5
$\begingroup$

On problems like this one, it is best to start counting with what has the most constraint. Here we need the last one even, and the first one to be non-zero. The two central ones don't have constraint aside being distint of everyone else.

We start by dividing the counting whether the last digit is $0$ or not.

  • If the number ends with a $0$ then there are $9$ choices for the first digit, $8$ for the second and $7$ for the third, which makes $1\times 9\times 8\times 7=504 $ possibilities.

  • If the number is even ending with something else than $0$ then there are $4$ choices for the last digit, $8$ choices for the first digit (no $0$ nor the last digit), $8$ for the second digit and $7$ for the third digit, which makes $4\times 8\times 8\times 7=1792$

Together, this gives $2296$ numbers with $4$ distinct digits that are even. Note that this does not allow leading $0$, as you see to want it based from the question.

$\endgroup$
1
$\begingroup$

If we are allowed to put 0 as the first digit, then 4th digit has 5 possibilities (0,2,4,6,8), 3rd - 9 possibilities, 2nd - 8, 1st - 7. This gives 5*9*8*7=2520

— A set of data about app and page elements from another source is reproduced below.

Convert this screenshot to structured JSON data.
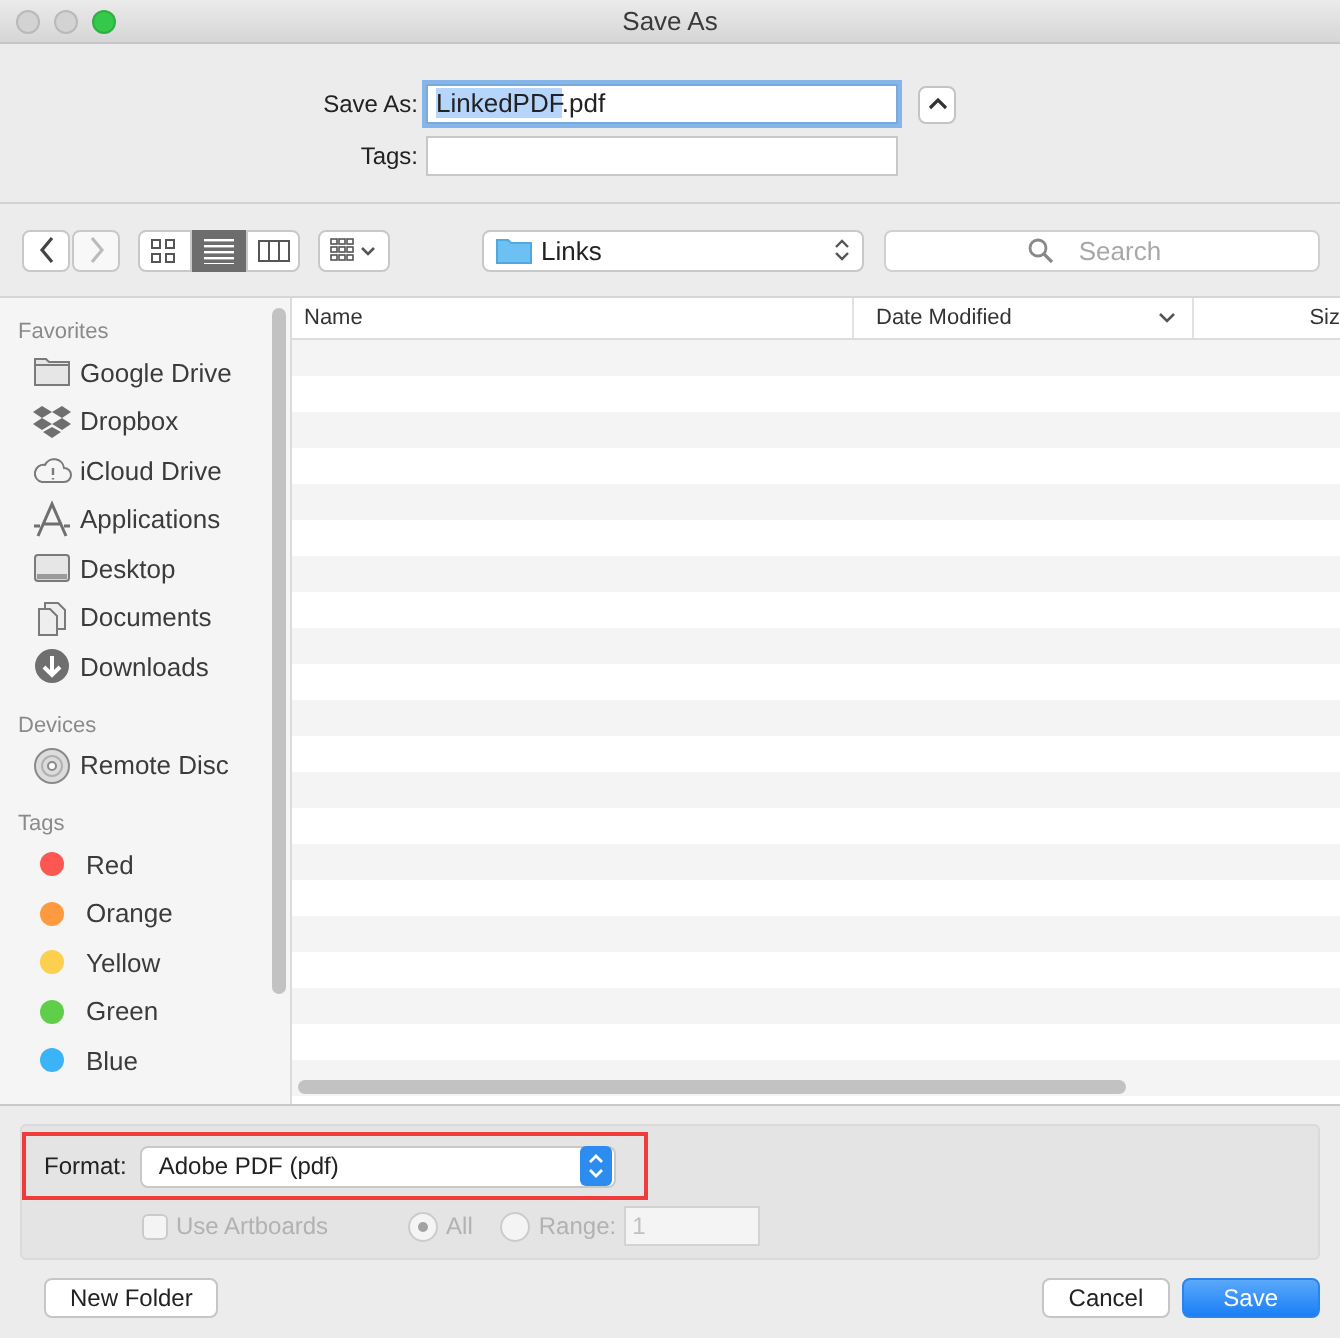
{
  "window": {
    "title": "Save As",
    "lights": [
      {
        "color": "#d3d3d3"
      },
      {
        "color": "#d3d3d3"
      },
      {
        "color": "#35c84a"
      }
    ]
  },
  "save_as": {
    "label": "Save As:",
    "value_parts": [
      {
        "text": "LinkedPDF",
        "selected": true
      },
      {
        "text": ".pdf",
        "selected": false
      }
    ]
  },
  "tags_field": {
    "label": "Tags:"
  },
  "toolbar": {
    "nav": [
      {
        "kind": "back",
        "disabled": false
      },
      {
        "kind": "forward",
        "disabled": true
      }
    ],
    "views": [
      {
        "kind": "icons",
        "selected": false
      },
      {
        "kind": "list",
        "selected": true
      },
      {
        "kind": "columns",
        "selected": false
      }
    ],
    "location": "Links",
    "search": {
      "placeholder": "Search"
    }
  },
  "sidebar": [
    {
      "heading": "Favorites",
      "items": [
        {
          "label": "Google Drive",
          "kind": "folder"
        },
        {
          "label": "Dropbox",
          "kind": "dropbox"
        },
        {
          "label": "iCloud Drive",
          "kind": "cloud"
        },
        {
          "label": "Applications",
          "kind": "apps"
        },
        {
          "label": "Desktop",
          "kind": "desktop"
        },
        {
          "label": "Documents",
          "kind": "documents"
        },
        {
          "label": "Downloads",
          "kind": "downloads"
        }
      ]
    },
    {
      "heading": "Devices",
      "items": [
        {
          "label": "Remote Disc",
          "kind": "disc"
        }
      ]
    },
    {
      "heading": "Tags",
      "items": [
        {
          "label": "Red",
          "kind": "tag",
          "color": "#fc5753"
        },
        {
          "label": "Orange",
          "kind": "tag",
          "color": "#fd9a3f"
        },
        {
          "label": "Yellow",
          "kind": "tag",
          "color": "#fdcf4f"
        },
        {
          "label": "Green",
          "kind": "tag",
          "color": "#5fce48"
        },
        {
          "label": "Blue",
          "kind": "tag",
          "color": "#3bb4f7"
        }
      ]
    }
  ],
  "columns": [
    {
      "label": "Name",
      "sorted": false
    },
    {
      "label": "Date Modified",
      "sorted": true
    },
    {
      "label": "Siz",
      "sorted": false
    }
  ],
  "format": {
    "label": "Format:",
    "value": "Adobe PDF (pdf)",
    "highlighted": true
  },
  "options": {
    "disabled": true,
    "artboards": {
      "label": "Use Artboards",
      "checked": false
    },
    "radios": [
      {
        "label": "All",
        "selected": true
      },
      {
        "label": "Range:",
        "selected": false
      }
    ],
    "range_value": "1"
  },
  "buttons": [
    {
      "label": "New Folder",
      "kind": "secondary"
    },
    {
      "label": "Cancel",
      "kind": "secondary"
    },
    {
      "label": "Save",
      "kind": "default"
    }
  ]
}
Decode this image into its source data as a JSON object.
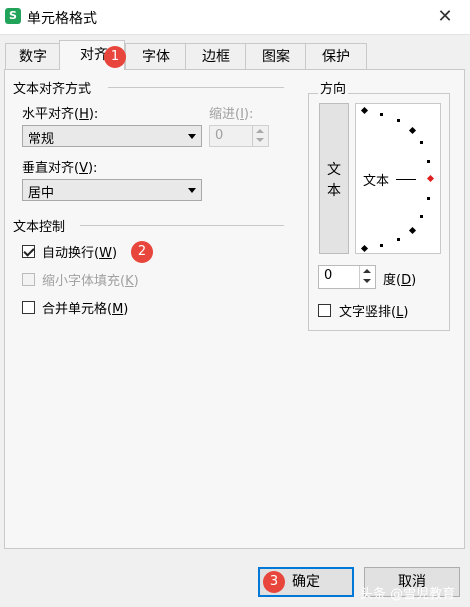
{
  "window": {
    "title": "单元格格式",
    "app_icon_glyph": "S"
  },
  "tabs": [
    {
      "label": "数字",
      "active": false
    },
    {
      "label": "对齐",
      "active": true
    },
    {
      "label": "字体",
      "active": false
    },
    {
      "label": "边框",
      "active": false
    },
    {
      "label": "图案",
      "active": false
    },
    {
      "label": "保护",
      "active": false
    }
  ],
  "alignment": {
    "group_label": "文本对齐方式",
    "horizontal": {
      "label_prefix": "水平对齐(",
      "label_key": "H",
      "label_suffix": "):",
      "value": "常规"
    },
    "indent": {
      "label_prefix": "缩进(",
      "label_key": "I",
      "label_suffix": "):",
      "value": "0"
    },
    "vertical": {
      "label_prefix": "垂直对齐(",
      "label_key": "V",
      "label_suffix": "):",
      "value": "居中"
    }
  },
  "text_control": {
    "group_label": "文本控制",
    "wrap": {
      "label_prefix": "自动换行(",
      "label_key": "W",
      "label_suffix": ")",
      "checked": true
    },
    "shrink": {
      "label_prefix": "缩小字体填充(",
      "label_key": "K",
      "label_suffix": ")",
      "checked": false,
      "disabled": true
    },
    "merge": {
      "label_prefix": "合并单元格(",
      "label_key": "M",
      "label_suffix": ")",
      "checked": false
    }
  },
  "orientation": {
    "group_label": "方向",
    "vertical_text_char1": "文",
    "vertical_text_char2": "本",
    "dial_text": "文本",
    "degree_value": "0",
    "degree_label_prefix": "度(",
    "degree_label_key": "D",
    "degree_label_suffix": ")",
    "vertical_layout": {
      "label_prefix": "文字竖排(",
      "label_key": "L",
      "label_suffix": ")",
      "checked": false
    }
  },
  "buttons": {
    "ok": "确定",
    "cancel": "取消"
  },
  "badges": {
    "b1": "1",
    "b2": "2",
    "b3": "3"
  },
  "watermark": "头条 @雪児教育",
  "colors": {
    "accent": "#0078d7",
    "badge": "#e8463c",
    "app_icon": "#21a35a"
  }
}
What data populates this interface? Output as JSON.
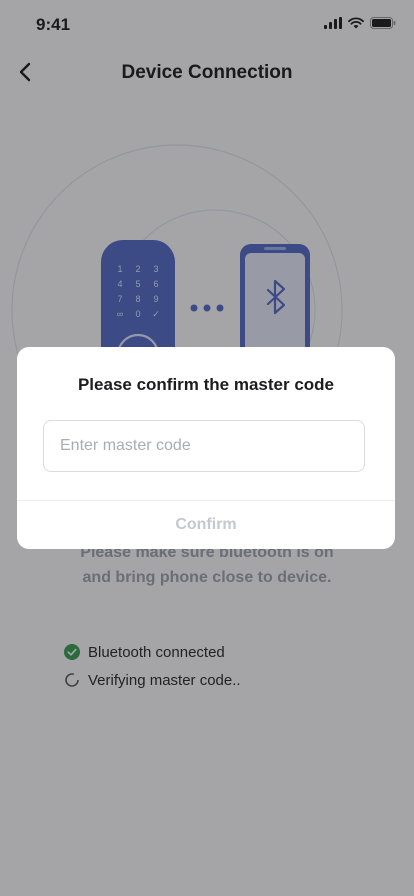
{
  "status_bar": {
    "time": "9:41"
  },
  "nav": {
    "title": "Device Connection"
  },
  "illustration": {
    "keypad_rows": [
      [
        "1",
        "2",
        "3"
      ],
      [
        "4",
        "5",
        "6"
      ],
      [
        "7",
        "8",
        "9"
      ],
      [
        "∞",
        "0",
        "✓"
      ]
    ]
  },
  "hint": {
    "line1": "Please make sure bluetooth is on",
    "line2": "and bring phone close to device."
  },
  "status_items": [
    {
      "label": "Bluetooth connected",
      "state": "done",
      "icon": "check-circle-icon"
    },
    {
      "label": "Verifying master code..",
      "state": "pending",
      "icon": "loading-spinner-icon"
    }
  ],
  "modal": {
    "title": "Please confirm the master code",
    "input_placeholder": "Enter master code",
    "input_value": "",
    "confirm_label": "Confirm"
  },
  "colors": {
    "accent": "#4a63c7",
    "success": "#2e9a48",
    "disabled": "#c4c8d0"
  }
}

Let's count illegal numbers with 0 as the 1st digit. 4 possibilities for the 4th number (2,4,6,8), 8 for 3rd, 7 for 2nd. This gives 4*8*7=224

The answer is 2520-224=2296

$\endgroup$
  • $\begingroup$ Thanks For fast reply. :-) $\endgroup$ – Rishi Sep 14 '13 at 18:56

Your Answer

By clicking “Post Your Answer”, you agree to our terms of service, privacy policy and cookie policy

Not the answer you're looking for? Browse other questions tagged or ask your own question.